The systemic circulation offers larger resistance to the blood flow than the pulmonary system. Consequently, the left ventricle (LV) must pump blood with more force than the right ventricle (RV). The question arises whether the stronger pumping action of the LV is due to a more efficient action of left ventricular myosin, or whether it is due to the morphological differences between ventricles. Such a question cannot be answered by studying the entire ventricles or myocytes because any observed differences would be wiped out by averaging the information obtained from trillions of myosin molecules present in a ventricle or myocyte. We therefore searched for the differences between single myosin molecules of the LV and RV of failing hearts In-situ. We show that the parameters that define the mechanical characteristics of working myosin (kinetic rates and the distribution of spatial orientation of myosin lever arm) were the same in both ventricles. These results suggest that there is no difference in the way myosin interacts with thin filaments in myocytes of failing hearts, and suggests that the difference in pumping efficiencies are caused by interactions between muscle proteins other than myosin or that they are purely morphological.
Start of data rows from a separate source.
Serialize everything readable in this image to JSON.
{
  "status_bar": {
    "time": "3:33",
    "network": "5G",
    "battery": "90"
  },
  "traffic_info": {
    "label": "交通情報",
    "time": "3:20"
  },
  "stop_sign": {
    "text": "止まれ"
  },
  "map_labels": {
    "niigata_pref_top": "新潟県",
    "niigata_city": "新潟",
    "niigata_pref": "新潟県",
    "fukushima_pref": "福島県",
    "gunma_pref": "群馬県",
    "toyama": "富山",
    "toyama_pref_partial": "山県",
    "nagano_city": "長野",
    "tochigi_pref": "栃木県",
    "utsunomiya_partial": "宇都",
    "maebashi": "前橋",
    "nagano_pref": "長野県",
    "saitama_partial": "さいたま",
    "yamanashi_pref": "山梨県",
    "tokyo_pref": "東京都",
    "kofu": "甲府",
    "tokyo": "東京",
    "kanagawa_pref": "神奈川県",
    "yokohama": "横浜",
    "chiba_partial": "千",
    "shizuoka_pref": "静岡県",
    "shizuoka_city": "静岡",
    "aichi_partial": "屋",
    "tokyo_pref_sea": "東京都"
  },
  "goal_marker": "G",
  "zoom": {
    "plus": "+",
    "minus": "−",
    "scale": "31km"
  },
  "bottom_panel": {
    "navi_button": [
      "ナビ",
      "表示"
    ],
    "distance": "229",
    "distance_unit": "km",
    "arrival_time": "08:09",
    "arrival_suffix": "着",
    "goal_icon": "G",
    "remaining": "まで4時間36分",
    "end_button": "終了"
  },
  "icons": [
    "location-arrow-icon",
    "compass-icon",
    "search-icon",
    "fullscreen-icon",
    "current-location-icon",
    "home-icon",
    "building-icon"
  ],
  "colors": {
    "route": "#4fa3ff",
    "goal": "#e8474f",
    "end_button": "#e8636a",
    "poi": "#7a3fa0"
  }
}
|Journal||Frontiers in Physiology|
|State||Published - 13 Oct 2017|
- Cross-bridge orientation
- Fluorescence polarization
- Heart ventricles